The EUC’s comments also stressed the importance of levelling the legal landscape and making privacy law less of a patchwork to give organizations and consumers more certainty in their compliance and protections, respectively. They emphasized that increased control over an individual’s own data (through the inclusion of individual rights with respected access, correction, explanation for automated decisions, and redress) could engender trust and increase data sharing by customers. In terms of the core principles of data protection, the EUC recognized that the Administration is on the right track in its acknowledgement of the need for security, transparency, accountability and data minimization, but recommended that additional principles receive attention. Two such principles identified by the EUC were: requiring consent or other lawful bases to process data; and specifying a purpose for data processing. Beyond the core principles, the EUC also noted that in order for any approach to be effective, it would need to be enforced by an authority with sufficient resources and enforcement authority. In that regard, the EUC recommended strengthening FTC authority. Likewise, the FTC’s own comments seconded the notion of strengthening FTC authority through a “call that Congress consider legislation that clarifies the FTC’s authority”.[4] The FTC also noted that that it “strongly supports” federal privacy legislation.[5]

Both the FTC and the EUC touched on the importance of breach notification laws, but the EUC further suggested that unification of breach notification requirements through federal legislation would be superior to the current patchwork of state data breach notification laws and the consequent disparate standards.[6] Also of note with regard to the state versus federal privacy framework debate, Californians for Consumer Privacy (the chief proponent of the CCPA, which shares some similarities with the GDPR[7]) also provided comments.

Californians for Consumer Privacy (CCP)

CCP framed their comments using the CCPA as a backdrop to highlight touchpoints similar to those discussed by the EUC. In particular, the CCP comments articulated three principles of the CCPA that could be used to guide the Administration’s approach: (i) transparency (the right for consumers to know what information is being collected); (ii) control (the right for consumers to “say no” and prevent a corporation from selling or sharing their information); and (iii) accountability (ensuring that corporations take data security seriously and safeguard personal information from theft).[8] However, the CCP also identified what it characterized as “major differences” between the CCPA and GDPR and stressed that those differences should be considered in regard to “other countries’ replications of NTIA’s future outcomes…and their potential interaction with the exchange of goods and services…”[9] Specifically, the comments highlighted the CCPA’s gross revenue and data processing thresholds for applicability, as opposed to the GDPR’s applicability to “all entities of any size”, and the GDPR’s requirement to obtain user consent for any data processing (as opposed to the CCPA’s option for consumers to restrict the sale of their information after processing).

Many of the commenters applauded the Administration for taking this initial step, but noted that they await a more fleshed out proposal as its approach develops going forward.
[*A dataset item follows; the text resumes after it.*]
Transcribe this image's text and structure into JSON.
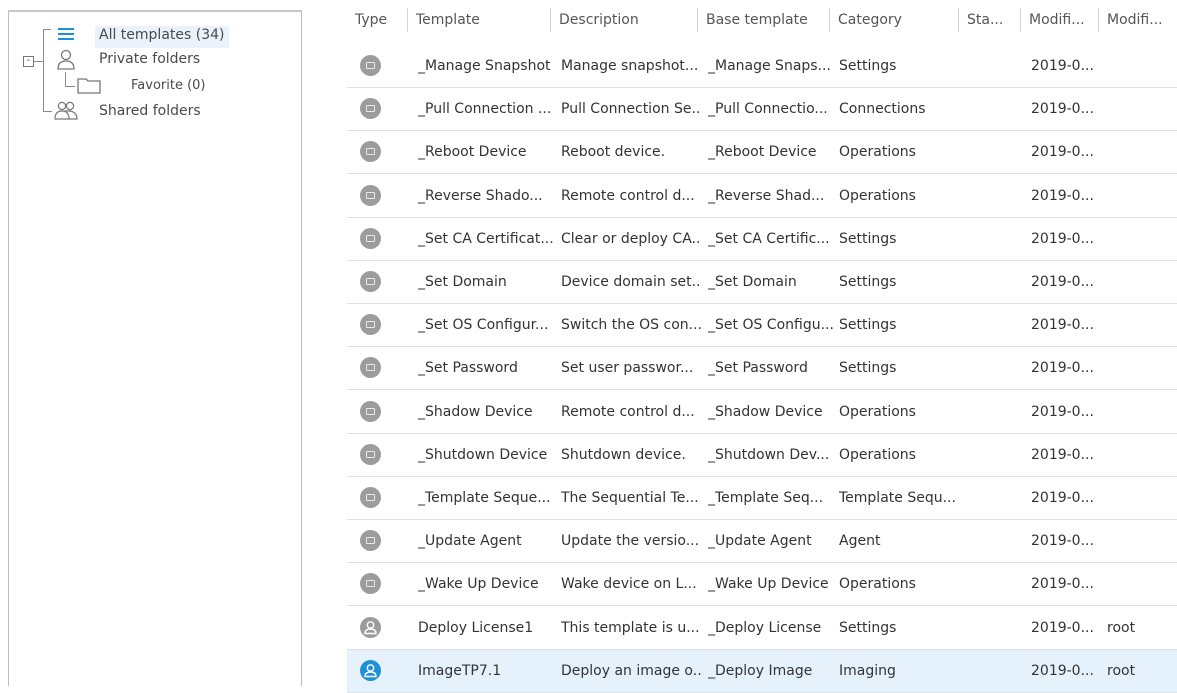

The principles articulated and the legal sources drawn upon give some indication as to where U.S. federal privacy law could land, but the particulars remain to be seen in both cases. While a number of the comments set forth common themes (for example, federal unification of data security standards), a great deal of ground remains to be covered before a generally applicable federal privacy law is likely to be adopted.